- Watch 3 movies on my Plex server
- Walk around the block without crutches (0.5 miles)
- Write another blog post for this site
Medium Term Goals (by December 31)
- Set a budget for marketing at JMG and launch a campaign
- Close a large sale
- Merge Rob's project management app (Triangle) with my sales and marketing app (Gil) and give it an awful name (like Trian-Gil)
- Get the average subscriber count for Constant Variables up to 100 per episode
- Get version 1.1 of mncraft.beer released
- Watch 30 movies on my Plex server
- Go for a 1 mile run
- Brew my first batch of beer
Long Term Goals (by July 1, 2023)
- Run another marathon
- Build up a 6 month emergency fund for the JMG
- Move to Wisconsin
- Have an event with one of our businesses
- Have another kid
- Finish watching all the movies on my Plex server (currently, I'm at 600+)
Now, it's time to start swimming.
A few weeks ago, I got an email from Google saying that I had an "unusual number of 404 errors" on my site. I looked into it, and a very helpful script kiddy exploited my Wordpress site and took over the admin account.
It didn't look like there was much in there in terms of damage done, but they basically changed my admin password, bricked my template, and moved on.
After years of neglecting this blog (yet again) and after years of dealing with an annoying CMS, I had the same thought that every web developer has: "Nuts to this, I'm just gonna build this site myself from scratch."
So here we are: timbornholdt.com version whatever!
After reading back from my old posts in 2012, I realized that I really should start blogging again. I really enjoy seeing how much has changed in the past 6 years, and I know that if I start blogging about my life now that I'll look back in another 6 years and have the same feelings.

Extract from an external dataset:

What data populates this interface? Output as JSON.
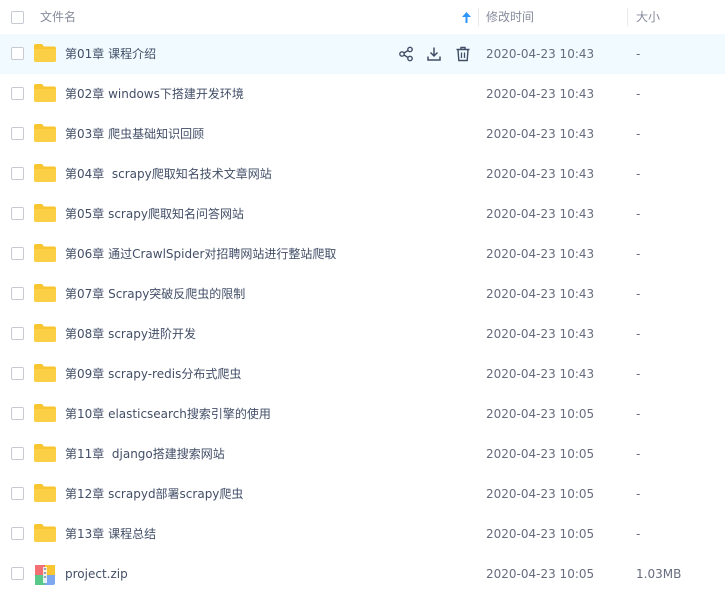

So without further ado, welcome to the blog, and we'll see you in another 6 years!